She is president of Staff Assembly, a campus organization dedicated to promoting the interests and welfare of UCLA's17,000 staff members.
She serves on the California Forum for Diversity in Graduate Education Planning Committee and numerous other campus committees.
And then there's Townsley's real job in the office of Claudia Mitchell-Kernan, UCLA's vice chancellor of graduate studies and dean of the Graduate Division. There, Townsley manages postdoctoral research awards along with special events such as the doctoral hooding ceremony at commencement.
Outside of UCLA, she volunteers with a string of community organizations.
"I'm just one of those people who like to be involved," she said, recalling her elementary school years in Los Angeles when she "was always class president or vice president. I liked that."

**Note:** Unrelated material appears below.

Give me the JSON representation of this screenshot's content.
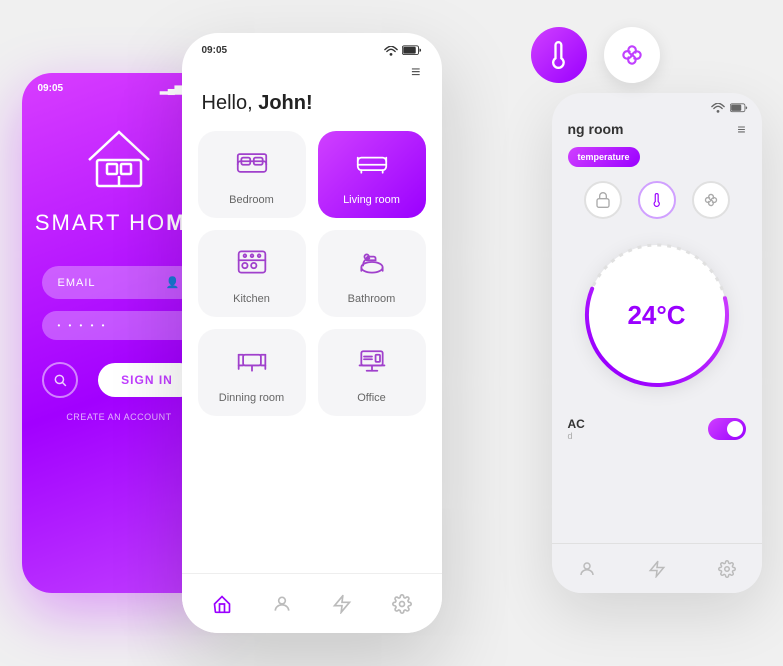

Currently, Townsley is putting together a fundraiser to add to the coffers of Staff Assembly's scholarship program. These funds enable many UCLA staff members to take career-advancing classes they otherwise couldn't afford. She also oversees the Excellence in Service Award, given to one outstanding staff member each year.
"I'm proud to say that I was a co-creator of this award," she said. "Before we proposed this in 1997, UC had distinguished teaching awards and distinguished teaching assistant awards, but now we have an award for the staff."
Since her first job at UCLA as a clerk in the School of Dentistry, she knew instinctively, she said, that "I was going to be here for a long time." Vacations with her family during those early years "revolved around where the different UCs were." Today, she regularly heads to the UC President's office in Oakland as well as other UC campuses to attend meetings of the UC regents.
Townsley also presides over the Staff Assembly's monthly meetings, which educate staff members on relevant bread-and-butter topics such as how the UC budget is funded and how to manage one's retirement investments.
She encourages other staff members to involve themselves in the larger life of UCLA, too, getting to know each other and working together toward common goals.
"Nothing is more important than that," Townsley said. "It makes the campus work better."